#### [INSTRUCTIONS TO FOLLOW]
Would you retype the whole listing verbatim, keeping pictures out of it?

#### [LISTED ENTRIES]

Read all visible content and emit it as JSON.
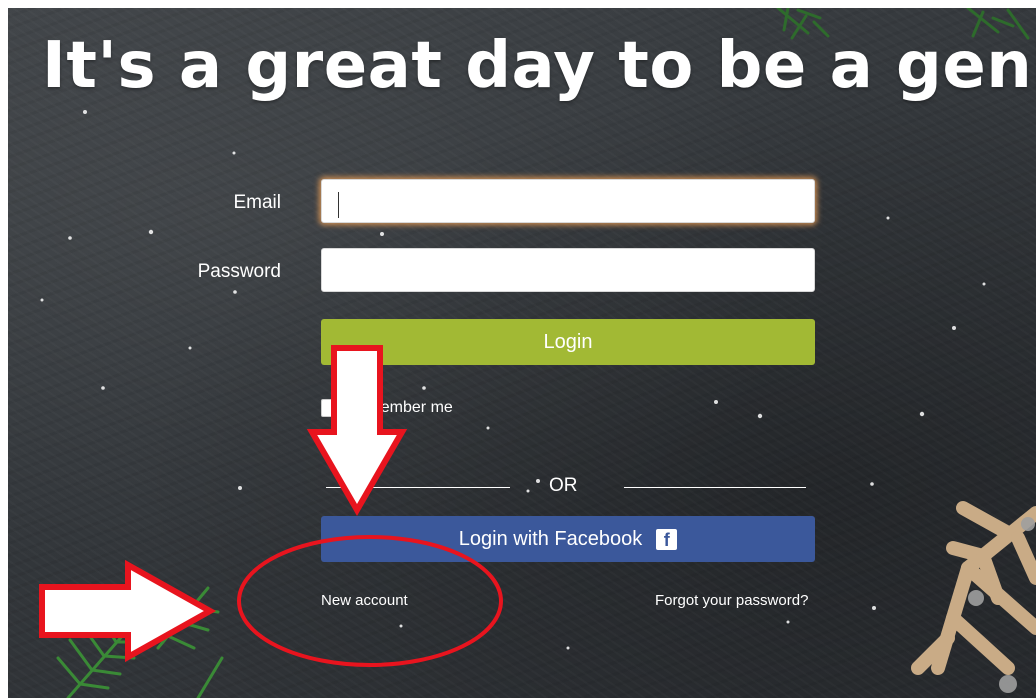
{
  "headline": "It's a great day to be a genius!",
  "form": {
    "email_label": "Email",
    "email_value": "",
    "password_label": "Password",
    "password_value": "",
    "login_label": "Login",
    "remember_label": "Remember me",
    "remember_checked": false,
    "divider_label": "OR",
    "facebook_label": "Login with Facebook",
    "facebook_icon": "facebook-icon",
    "new_account_label": "New account",
    "forgot_password_label": "Forgot your password?"
  },
  "colors": {
    "background": "#33373b",
    "login_button": "#a2b934",
    "facebook_button": "#3b589b",
    "annotation": "#e8141e"
  },
  "annotations": {
    "arrows": [
      "down-arrow",
      "right-arrow"
    ],
    "highlight": "new-account-circle"
  }
}
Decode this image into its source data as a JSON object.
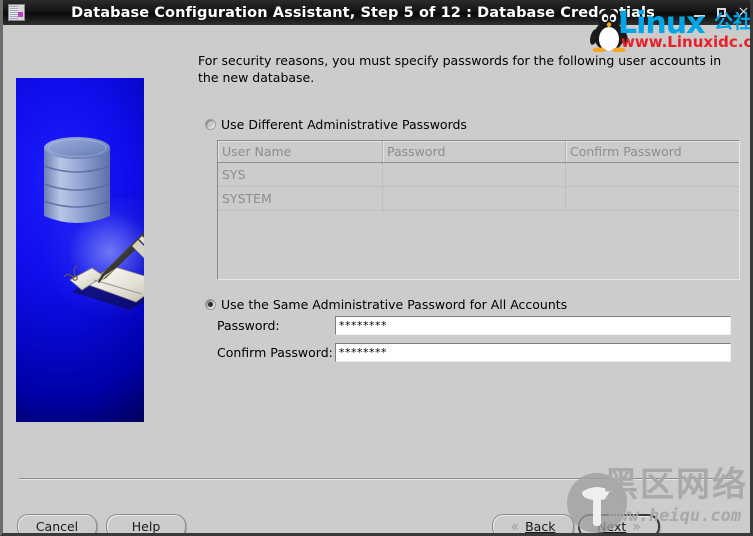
{
  "window": {
    "title": "Database Configuration Assistant, Step 5 of 12 : Database Credentials",
    "icon": "database-assistant-icon",
    "minimize_label": "_",
    "maximize_label": "□",
    "close_label": "×"
  },
  "main": {
    "instructions": "For security reasons, you must specify passwords for the following user accounts in the new database.",
    "option_different": {
      "label": "Use Different Administrative Passwords",
      "selected": false
    },
    "option_same": {
      "label": "Use the Same Administrative Password for All Accounts",
      "selected": true
    },
    "credentials_table": {
      "columns": [
        "User Name",
        "Password",
        "Confirm Password"
      ],
      "rows": [
        {
          "user_name": "SYS",
          "password": "",
          "confirm_password": ""
        },
        {
          "user_name": "SYSTEM",
          "password": "",
          "confirm_password": ""
        }
      ]
    },
    "password_field": {
      "label": "Password:",
      "value": "********"
    },
    "confirm_password_field": {
      "label": "Confirm Password:",
      "value": "********"
    }
  },
  "buttons": {
    "cancel": "Cancel",
    "help": "Help",
    "back": "Back",
    "next": "Next",
    "back_chevron": "«",
    "next_chevron": "»"
  },
  "watermarks": {
    "top": {
      "brand": "Linux",
      "brand_cn": "公社",
      "url": "www.Linuxidc.com"
    },
    "bottom": {
      "brand_cn": "黑区网络",
      "url": "www.heiqu.com"
    }
  },
  "colors": {
    "titlebar": "#141414",
    "panel": "#cccccc",
    "field_bg": "#ffffff",
    "sidebar_blue": "#0d0de8",
    "linux_blue": "#00a6e6",
    "linux_red": "#e8202a",
    "watermark_grey": "#a9a9a9"
  }
}
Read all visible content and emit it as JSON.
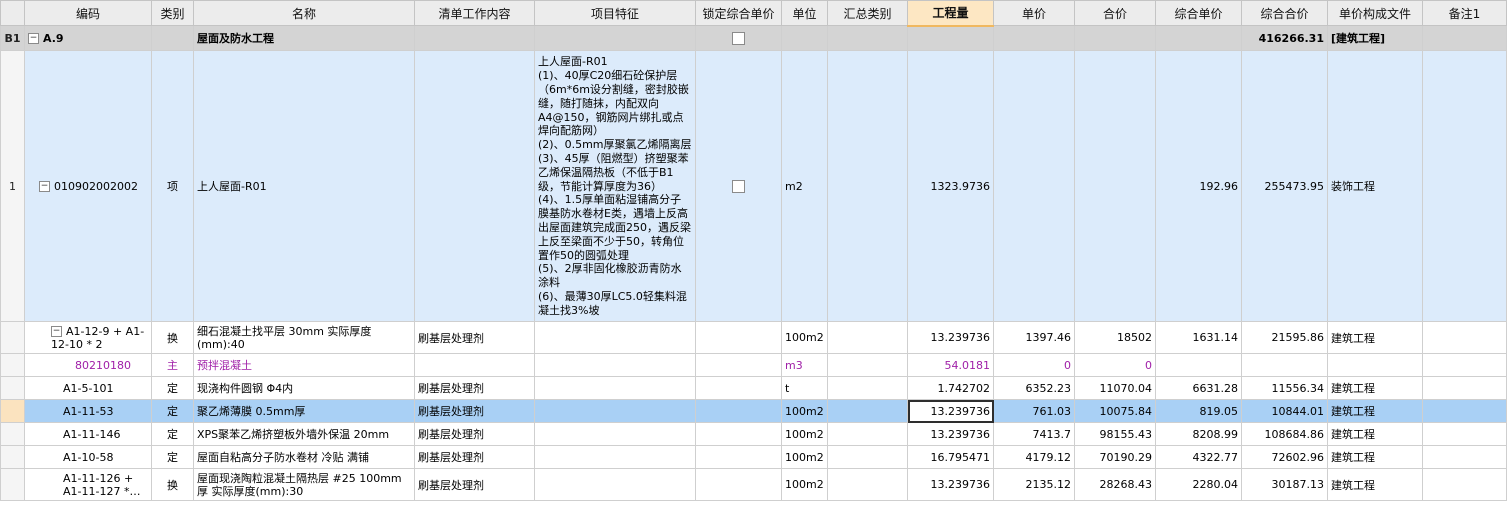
{
  "columns": [
    "编码",
    "类别",
    "名称",
    "清单工作内容",
    "项目特征",
    "锁定综合单价",
    "单位",
    "汇总类别",
    "工程量",
    "单价",
    "合价",
    "综合单价",
    "综合合价",
    "单价构成文件",
    "备注1"
  ],
  "section": {
    "rowno": "B1",
    "code": "A.9",
    "name": "屋面及防水工程",
    "total": "416266.31",
    "file": "[建筑工程]"
  },
  "main_item": {
    "rowno": "1",
    "code": "010902002002",
    "type": "项",
    "name": "上人屋面-R01",
    "features": "上人屋面-R01\n(1)、40厚C20细石砼保护层（6m*6m设分割缝，密封胶嵌缝，随打随抹，内配双向A4@150，钢筋网片绑扎或点焊向配筋网）\n(2)、0.5mm厚聚氯乙烯隔离层\n(3)、45厚（阻燃型）挤塑聚苯乙烯保温隔热板（不低于B1级，节能计算厚度为36）\n(4)、1.5厚单面粘湿铺高分子膜基防水卷材E类，遇墙上反高出屋面建筑完成面250，遇反梁上反至梁面不少于50，转角位置作50的圆弧处理\n(5)、2厚非固化橡胶沥青防水涂料\n(6)、最薄30厚LC5.0轻集料混凝土找3%坡",
    "unit": "m2",
    "qty": "1323.9736",
    "comp_price": "192.96",
    "comp_total": "255473.95",
    "file": "装饰工程"
  },
  "sub_rows": [
    {
      "code": "A1-12-9 + A1-12-10 * 2",
      "type": "换",
      "name": "细石混凝土找平层 30mm  实际厚度(mm):40",
      "work": "刷基层处理剂",
      "unit": "100m2",
      "qty": "13.239736",
      "price": "1397.46",
      "total": "18502",
      "comp_price": "1631.14",
      "comp_total": "21595.86",
      "file": "建筑工程"
    },
    {
      "code": "80210180",
      "type": "主",
      "name": "预拌混凝土",
      "work": "",
      "unit": "m3",
      "qty": "54.0181",
      "price": "0",
      "total": "0",
      "comp_price": "",
      "comp_total": "",
      "file": ""
    },
    {
      "code": "A1-5-101",
      "type": "定",
      "name": "现浇构件圆钢 Φ4内",
      "work": "刷基层处理剂",
      "unit": "t",
      "qty": "1.742702",
      "price": "6352.23",
      "total": "11070.04",
      "comp_price": "6631.28",
      "comp_total": "11556.34",
      "file": "建筑工程"
    },
    {
      "code": "A1-11-53",
      "type": "定",
      "name": "聚乙烯薄膜 0.5mm厚",
      "work": "刷基层处理剂",
      "unit": "100m2",
      "qty": "13.239736",
      "price": "761.03",
      "total": "10075.84",
      "comp_price": "819.05",
      "comp_total": "10844.01",
      "file": "建筑工程"
    },
    {
      "code": "A1-11-146",
      "type": "定",
      "name": "XPS聚苯乙烯挤塑板外墙外保温 20mm",
      "work": "刷基层处理剂",
      "unit": "100m2",
      "qty": "13.239736",
      "price": "7413.7",
      "total": "98155.43",
      "comp_price": "8208.99",
      "comp_total": "108684.86",
      "file": "建筑工程"
    },
    {
      "code": "A1-10-58",
      "type": "定",
      "name": "屋面自粘高分子防水卷材 冷贴 满铺",
      "work": "刷基层处理剂",
      "unit": "100m2",
      "qty": "16.795471",
      "price": "4179.12",
      "total": "70190.29",
      "comp_price": "4322.77",
      "comp_total": "72602.96",
      "file": "建筑工程"
    },
    {
      "code": "A1-11-126 + A1-11-127 *…",
      "type": "换",
      "name": "屋面现浇陶粒混凝土隔热层 #25 100mm厚  实际厚度(mm):30",
      "work": "刷基层处理剂",
      "unit": "100m2",
      "qty": "13.239736",
      "price": "2135.12",
      "total": "28268.43",
      "comp_price": "2280.04",
      "comp_total": "30187.13",
      "file": "建筑工程"
    }
  ],
  "icons": {
    "expanded": "minus-square-icon",
    "checkbox": "checkbox-icon"
  }
}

#### [THE COMPLETED TASK]
Read all visible content and emit it as JSON.
{
  "headline": "It's a great day to be a genius!",
  "form": {
    "email_label": "Email",
    "email_value": "",
    "password_label": "Password",
    "password_value": "",
    "login_label": "Login",
    "remember_label": "Remember me",
    "remember_checked": false,
    "divider_label": "OR",
    "facebook_label": "Login with Facebook",
    "facebook_icon": "facebook-icon",
    "new_account_label": "New account",
    "forgot_password_label": "Forgot your password?"
  },
  "colors": {
    "background": "#33373b",
    "login_button": "#a2b934",
    "facebook_button": "#3b589b",
    "annotation": "#e8141e"
  },
  "annotations": {
    "arrows": [
      "down-arrow",
      "right-arrow"
    ],
    "highlight": "new-account-circle"
  }
}
Decode this image into its source data as a JSON object.
{
  "window": {
    "title": "Database Configuration Assistant, Step 5 of 12 : Database Credentials",
    "icon": "database-assistant-icon",
    "minimize_label": "_",
    "maximize_label": "□",
    "close_label": "×"
  },
  "main": {
    "instructions": "For security reasons, you must specify passwords for the following user accounts in the new database.",
    "option_different": {
      "label": "Use Different Administrative Passwords",
      "selected": false
    },
    "option_same": {
      "label": "Use the Same Administrative Password for All Accounts",
      "selected": true
    },
    "credentials_table": {
      "columns": [
        "User Name",
        "Password",
        "Confirm Password"
      ],
      "rows": [
        {
          "user_name": "SYS",
          "password": "",
          "confirm_password": ""
        },
        {
          "user_name": "SYSTEM",
          "password": "",
          "confirm_password": ""
        }
      ]
    },
    "password_field": {
      "label": "Password:",
      "value": "********"
    },
    "confirm_password_field": {
      "label": "Confirm Password:",
      "value": "********"
    }
  },
  "buttons": {
    "cancel": "Cancel",
    "help": "Help",
    "back": "Back",
    "next": "Next",
    "back_chevron": "«",
    "next_chevron": "»"
  },
  "watermarks": {
    "top": {
      "brand": "Linux",
      "brand_cn": "公社",
      "url": "www.Linuxidc.com"
    },
    "bottom": {
      "brand_cn": "黑区网络",
      "url": "www.heiqu.com"
    }
  },
  "colors": {
    "titlebar": "#141414",
    "panel": "#cccccc",
    "field_bg": "#ffffff",
    "sidebar_blue": "#0d0de8",
    "linux_blue": "#00a6e6",
    "linux_red": "#e8202a",
    "watermark_grey": "#a9a9a9"
  }
}
Read all visible content and emit it as JSON.
{
  "columns": [
    "编码",
    "类别",
    "名称",
    "清单工作内容",
    "项目特征",
    "锁定综合单价",
    "单位",
    "汇总类别",
    "工程量",
    "单价",
    "合价",
    "综合单价",
    "综合合价",
    "单价构成文件",
    "备注1"
  ],
  "section": {
    "rowno": "B1",
    "code": "A.9",
    "name": "屋面及防水工程",
    "total": "416266.31",
    "file": "[建筑工程]"
  },
  "main_item": {
    "rowno": "1",
    "code": "010902002002",
    "type": "项",
    "name": "上人屋面-R01",
    "features": "上人屋面-R01\n(1)、40厚C20细石砼保护层（6m*6m设分割缝，密封胶嵌缝，随打随抹，内配双向A4@150，钢筋网片绑扎或点焊向配筋网）\n(2)、0.5mm厚聚氯乙烯隔离层\n(3)、45厚（阻燃型）挤塑聚苯乙烯保温隔热板（不低于B1级，节能计算厚度为36）\n(4)、1.5厚单面粘湿铺高分子膜基防水卷材E类，遇墙上反高出屋面建筑完成面250，遇反梁上反至梁面不少于50，转角位置作50的圆弧处理\n(5)、2厚非固化橡胶沥青防水涂料\n(6)、最薄30厚LC5.0轻集料混凝土找3%坡",
    "unit": "m2",
    "qty": "1323.9736",
    "comp_price": "192.96",
    "comp_total": "255473.95",
    "file": "装饰工程"
  },
  "sub_rows": [
    {
      "code": "A1-12-9 + A1-12-10 * 2",
      "type": "换",
      "name": "细石混凝土找平层 30mm  实际厚度(mm):40",
      "work": "刷基层处理剂",
      "unit": "100m2",
      "qty": "13.239736",
      "price": "1397.46",
      "total": "18502",
      "comp_price": "1631.14",
      "comp_total": "21595.86",
      "file": "建筑工程"
    },
    {
      "code": "80210180",
      "type": "主",
      "name": "预拌混凝土",
      "work": "",
      "unit": "m3",
      "qty": "54.0181",
      "price": "0",
      "total": "0",
      "comp_price": "",
      "comp_total": "",
      "file": ""
    },
    {
      "code": "A1-5-101",
      "type": "定",
      "name": "现浇构件圆钢 Φ4内",
      "work": "刷基层处理剂",
      "unit": "t",
      "qty": "1.742702",
      "price": "6352.23",
      "total": "11070.04",
      "comp_price": "6631.28",
      "comp_total": "11556.34",
      "file": "建筑工程"
    },
    {
      "code": "A1-11-53",
      "type": "定",
      "name": "聚乙烯薄膜 0.5mm厚",
      "work": "刷基层处理剂",
      "unit": "100m2",
      "qty": "13.239736",
      "price": "761.03",
      "total": "10075.84",
      "comp_price": "819.05",
      "comp_total": "10844.01",
      "file": "建筑工程"
    },
    {
      "code": "A1-11-146",
      "type": "定",
      "name": "XPS聚苯乙烯挤塑板外墙外保温 20mm",
      "work": "刷基层处理剂",
      "unit": "100m2",
      "qty": "13.239736",
      "price": "7413.7",
      "total": "98155.43",
      "comp_price": "8208.99",
      "comp_total": "108684.86",
      "file": "建筑工程"
    },
    {
      "code": "A1-10-58",
      "type": "定",
      "name": "屋面自粘高分子防水卷材 冷贴 满铺",
      "work": "刷基层处理剂",
      "unit": "100m2",
      "qty": "16.795471",
      "price": "4179.12",
      "total": "70190.29",
      "comp_price": "4322.77",
      "comp_total": "72602.96",
      "file": "建筑工程"
    },
    {
      "code": "A1-11-126 + A1-11-127 *…",
      "type": "换",
      "name": "屋面现浇陶粒混凝土隔热层 #25 100mm厚  实际厚度(mm):30",
      "work": "刷基层处理剂",
      "unit": "100m2",
      "qty": "13.239736",
      "price": "2135.12",
      "total": "28268.43",
      "comp_price": "2280.04",
      "comp_total": "30187.13",
      "file": "建筑工程"
    }
  ],
  "icons": {
    "expanded": "minus-square-icon",
    "checkbox": "checkbox-icon"
  }
}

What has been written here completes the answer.